• _About this task_:
Give the data a second time, exactly and in full.

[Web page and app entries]
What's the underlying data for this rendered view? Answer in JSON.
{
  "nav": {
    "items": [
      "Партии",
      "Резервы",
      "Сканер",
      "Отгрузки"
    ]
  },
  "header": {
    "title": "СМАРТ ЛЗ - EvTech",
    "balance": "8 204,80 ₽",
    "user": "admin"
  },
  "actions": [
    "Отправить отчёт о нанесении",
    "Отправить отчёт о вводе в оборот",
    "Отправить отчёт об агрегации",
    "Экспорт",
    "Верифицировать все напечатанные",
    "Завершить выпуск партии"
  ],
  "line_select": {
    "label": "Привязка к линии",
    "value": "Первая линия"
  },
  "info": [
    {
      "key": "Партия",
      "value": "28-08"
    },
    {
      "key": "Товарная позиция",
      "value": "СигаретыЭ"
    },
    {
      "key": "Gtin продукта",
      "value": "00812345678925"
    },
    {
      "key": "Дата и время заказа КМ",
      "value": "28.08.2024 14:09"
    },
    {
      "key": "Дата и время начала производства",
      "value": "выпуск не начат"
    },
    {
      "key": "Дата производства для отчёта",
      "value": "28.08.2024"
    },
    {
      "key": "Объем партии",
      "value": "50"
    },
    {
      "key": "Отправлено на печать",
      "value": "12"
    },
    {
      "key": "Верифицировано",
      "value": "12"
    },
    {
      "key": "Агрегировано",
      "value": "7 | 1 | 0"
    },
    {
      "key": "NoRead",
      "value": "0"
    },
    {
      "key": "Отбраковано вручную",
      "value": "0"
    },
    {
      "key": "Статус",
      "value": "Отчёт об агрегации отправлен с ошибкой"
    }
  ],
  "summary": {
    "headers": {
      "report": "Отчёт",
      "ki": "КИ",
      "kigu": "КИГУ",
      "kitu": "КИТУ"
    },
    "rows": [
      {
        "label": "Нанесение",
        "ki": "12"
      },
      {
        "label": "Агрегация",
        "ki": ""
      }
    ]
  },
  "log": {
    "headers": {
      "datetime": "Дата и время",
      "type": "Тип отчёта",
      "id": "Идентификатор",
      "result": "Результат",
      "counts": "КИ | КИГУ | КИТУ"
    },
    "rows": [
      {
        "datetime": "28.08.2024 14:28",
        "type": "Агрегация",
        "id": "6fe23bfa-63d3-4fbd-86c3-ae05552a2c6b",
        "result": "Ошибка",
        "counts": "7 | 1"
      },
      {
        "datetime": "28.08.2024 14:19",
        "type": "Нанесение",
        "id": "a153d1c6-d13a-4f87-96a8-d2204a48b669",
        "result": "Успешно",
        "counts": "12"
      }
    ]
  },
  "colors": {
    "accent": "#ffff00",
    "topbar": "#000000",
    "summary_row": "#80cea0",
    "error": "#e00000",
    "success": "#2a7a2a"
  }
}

• _Exercise response_:
What's the underlying data for this rendered view? Answer in JSON.
{
  "nav": {
    "items": [
      "Партии",
      "Резервы",
      "Сканер",
      "Отгрузки"
    ]
  },
  "header": {
    "title": "СМАРТ ЛЗ - EvTech",
    "balance": "8 204,80 ₽",
    "user": "admin"
  },
  "actions": [
    "Отправить отчёт о нанесении",
    "Отправить отчёт о вводе в оборот",
    "Отправить отчёт об агрегации",
    "Экспорт",
    "Верифицировать все напечатанные",
    "Завершить выпуск партии"
  ],
  "line_select": {
    "label": "Привязка к линии",
    "value": "Первая линия"
  },
  "info": [
    {
      "key": "Партия",
      "value": "28-08"
    },
    {
      "key": "Товарная позиция",
      "value": "СигаретыЭ"
    },
    {
      "key": "Gtin продукта",
      "value": "00812345678925"
    },
    {
      "key": "Дата и время заказа КМ",
      "value": "28.08.2024 14:09"
    },
    {
      "key": "Дата и время начала производства",
      "value": "выпуск не начат"
    },
    {
      "key": "Дата производства для отчёта",
      "value": "28.08.2024"
    },
    {
      "key": "Объем партии",
      "value": "50"
    },
    {
      "key": "Отправлено на печать",
      "value": "12"
    },
    {
      "key": "Верифицировано",
      "value": "12"
    },
    {
      "key": "Агрегировано",
      "value": "7 | 1 | 0"
    },
    {
      "key": "NoRead",
      "value": "0"
    },
    {
      "key": "Отбраковано вручную",
      "value": "0"
    },
    {
      "key": "Статус",
      "value": "Отчёт об агрегации отправлен с ошибкой"
    }
  ],
  "summary": {
    "headers": {
      "report": "Отчёт",
      "ki": "КИ",
      "kigu": "КИГУ",
      "kitu": "КИТУ"
    },
    "rows": [
      {
        "label": "Нанесение",
        "ki": "12"
      },
      {
        "label": "Агрегация",
        "ki": ""
      }
    ]
  },
  "log": {
    "headers": {
      "datetime": "Дата и время",
      "type": "Тип отчёта",
      "id": "Идентификатор",
      "result": "Результат",
      "counts": "КИ | КИГУ | КИТУ"
    },
    "rows": [
      {
        "datetime": "28.08.2024 14:28",
        "type": "Агрегация",
        "id": "6fe23bfa-63d3-4fbd-86c3-ae05552a2c6b",
        "result": "Ошибка",
        "counts": "7 | 1"
      },
      {
        "datetime": "28.08.2024 14:19",
        "type": "Нанесение",
        "id": "a153d1c6-d13a-4f87-96a8-d2204a48b669",
        "result": "Успешно",
        "counts": "12"
      }
    ]
  },
  "colors": {
    "accent": "#ffff00",
    "topbar": "#000000",
    "summary_row": "#80cea0",
    "error": "#e00000",
    "success": "#2a7a2a"
  }
}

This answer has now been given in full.